A plan to charge heavy polluters for their emissions of volatile organic compounds (VOCs) by using a new tariff that state media named the “smog fee” was introduced Wednesday by the Shanghai Environmental Protection Bureau, the Shanghai Municipal Development and Reform Commission, and the Shanghai Municipal Finance Bureau.
The fee will gradually increase over time. Initially, companies will be charged 10 yuan per metric ton of VOCs from October 1, 2015; then 15 yuan starting July 2016; and 20 yuan starting in January 2017. The charges will eventually extend to include more industries. Currently, it covers 12 industries, including shipbuilding, petrochemicals, automobiles, package printing and furniture. Industries the government hopes to phase out or with limited development potential will be charged 1.5 to 2 times the baseline rate for their emissions.

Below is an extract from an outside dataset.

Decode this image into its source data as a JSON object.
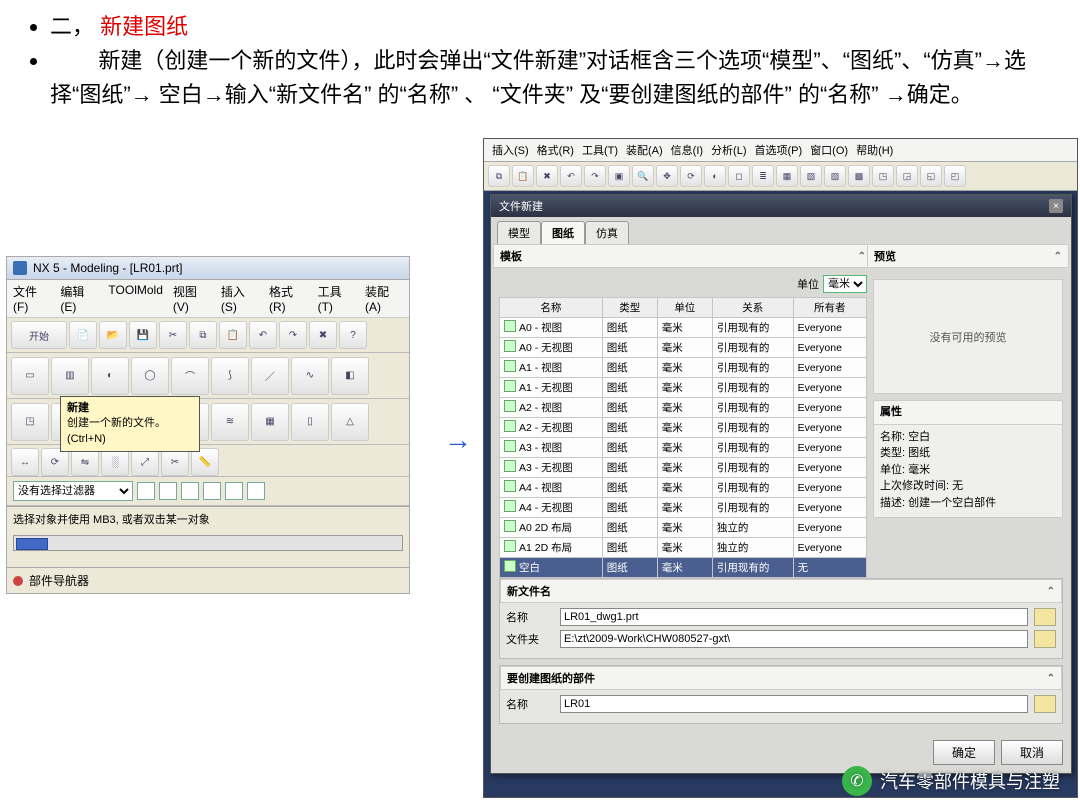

A spokesperson for the Shanghai Environmental Protection Bureau said that VOCs are necessary for the formation of smog and PM2.5 air pollution, and that VOCs are the biggest source of pollutants in the air over Shanghai.
The penalty fees collected will be added directed to the general public budget fund. They will then be used for other pollution prevention initiatives, according to the plan. The local government expects that the plan will bring levels of industrial VOCs down by 50 percent by the end of 2017.
Environmental activists are divided on whether this move will be successful or not. Veteran environmental activist Huo Daishan believes the smog fee is a step in the right direction, saying that, “[Polluters] should be prompted to clean up their act, and I think this is a viable way to do that.”
However, some are more cynical. Environmental campaigner Wu Lihong said the fee scheme targets the result, but not the cause of air pollution, which he says is an obsession with economic growth. “Even if they do pay up what they owe according to this scheme, then emissions will be still harder to regulate in future, because they will have the attitude that they’ve paid up, so they get to pollute,” Wu said.
Only the future can tell the effectiveness of this new fee. In the meantime, check out some fun smog tips and FAQ about pollution.
By Mary DeMay
[Images via CCTV // RFA]